Ten Years After the Defeat of the Free Trade Area of the Americas (FTAA) – Lessons for Current Struggles
November 5, 2015
Aldo Orellana López
Latin America – in movement
At the 4th Summit of the Americas 10 years ago in Mar del Plata, Argentina, the proposed Free Trade Area of the Americas was pronounced dead and buried. Today, 10 years on, the Democracy Center has interviewed three prominent social leaders who successfully fought, alongside hundreds of activists and organizations from across the continent, against what was intended to be the world’s largest free trade area and the greatest corporate offensive in modern history.
Our interviewees are all from organizations that are members of the Hemispheric Social Alliance (HSA): Alberto Arroyo from the Mexican Free Trade Action Network; Paulina Muñoz from Ecuador Decides; and Enrique Daza from the Colombian Free Trade Action Network who was also responsible for the secretariat of the HSA.

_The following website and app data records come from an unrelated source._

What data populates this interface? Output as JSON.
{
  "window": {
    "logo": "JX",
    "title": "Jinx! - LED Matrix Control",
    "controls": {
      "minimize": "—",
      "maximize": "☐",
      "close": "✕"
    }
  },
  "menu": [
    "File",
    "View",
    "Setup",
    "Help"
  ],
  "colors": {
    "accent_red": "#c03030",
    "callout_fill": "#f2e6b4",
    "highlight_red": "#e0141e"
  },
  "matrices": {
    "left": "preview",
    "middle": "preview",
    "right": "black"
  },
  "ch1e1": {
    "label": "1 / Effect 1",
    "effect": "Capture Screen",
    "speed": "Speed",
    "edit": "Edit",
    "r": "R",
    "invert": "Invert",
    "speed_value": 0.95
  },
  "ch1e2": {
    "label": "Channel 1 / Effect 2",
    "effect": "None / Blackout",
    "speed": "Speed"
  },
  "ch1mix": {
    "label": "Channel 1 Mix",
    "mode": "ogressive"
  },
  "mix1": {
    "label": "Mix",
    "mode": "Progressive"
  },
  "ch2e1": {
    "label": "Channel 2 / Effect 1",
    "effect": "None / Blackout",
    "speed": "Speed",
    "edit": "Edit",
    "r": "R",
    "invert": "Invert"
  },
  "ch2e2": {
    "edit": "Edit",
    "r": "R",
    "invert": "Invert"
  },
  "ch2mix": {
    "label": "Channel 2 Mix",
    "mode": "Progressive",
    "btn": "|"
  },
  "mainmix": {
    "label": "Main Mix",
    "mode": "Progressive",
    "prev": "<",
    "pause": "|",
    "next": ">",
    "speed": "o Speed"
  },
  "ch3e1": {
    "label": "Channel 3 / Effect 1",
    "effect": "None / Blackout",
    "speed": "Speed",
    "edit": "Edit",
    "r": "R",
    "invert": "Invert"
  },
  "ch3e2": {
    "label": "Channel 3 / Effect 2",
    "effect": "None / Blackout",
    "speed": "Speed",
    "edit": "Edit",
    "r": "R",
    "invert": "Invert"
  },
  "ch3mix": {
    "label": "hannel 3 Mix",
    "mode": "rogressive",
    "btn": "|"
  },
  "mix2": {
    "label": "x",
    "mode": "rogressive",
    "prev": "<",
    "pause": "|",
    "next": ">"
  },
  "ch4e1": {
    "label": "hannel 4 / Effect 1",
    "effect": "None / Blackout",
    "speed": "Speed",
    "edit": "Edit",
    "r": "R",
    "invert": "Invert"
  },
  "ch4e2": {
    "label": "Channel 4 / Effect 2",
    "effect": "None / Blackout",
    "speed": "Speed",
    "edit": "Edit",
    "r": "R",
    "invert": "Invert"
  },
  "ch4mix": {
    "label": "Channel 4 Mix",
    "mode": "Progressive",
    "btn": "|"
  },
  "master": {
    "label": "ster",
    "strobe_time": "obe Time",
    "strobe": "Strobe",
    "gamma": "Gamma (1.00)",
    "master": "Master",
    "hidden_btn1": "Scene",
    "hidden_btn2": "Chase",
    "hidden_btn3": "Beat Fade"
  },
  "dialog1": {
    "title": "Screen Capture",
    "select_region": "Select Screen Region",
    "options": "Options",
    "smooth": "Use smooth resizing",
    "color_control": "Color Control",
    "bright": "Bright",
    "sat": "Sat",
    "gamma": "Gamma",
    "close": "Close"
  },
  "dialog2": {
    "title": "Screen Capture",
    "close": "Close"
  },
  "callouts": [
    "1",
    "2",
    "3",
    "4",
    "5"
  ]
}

The aim of our interviews has been to gather as many lessons as possible, not only in relation to the victory against the FTAA but also from subsequent developments in the region. We critically explore the corporate counter-offensive in the Americas and worldwide and the evolving role of social movements in light of these developments. Finally, we present a series of reflections on the fight against the system globally and on the evolution of the international social movement.
Just as the FTAA was a crossroads, we are currently at another crossroads. We recently saw the announcement of the end of the Trans Pacific Partnership (TPP) negotiations, and the US and EU are pushing hard to finalise the TTIP and other major trade and investment deals. The weeks and months to come will determine whether the current free trade regime can be consolidated at global level, or whether it will once again fail thanks to social movement mobilisation.
Our overarching aim is to contribute to the strategic thinking for these current struggles in the Americas, Europe and the rest of the world.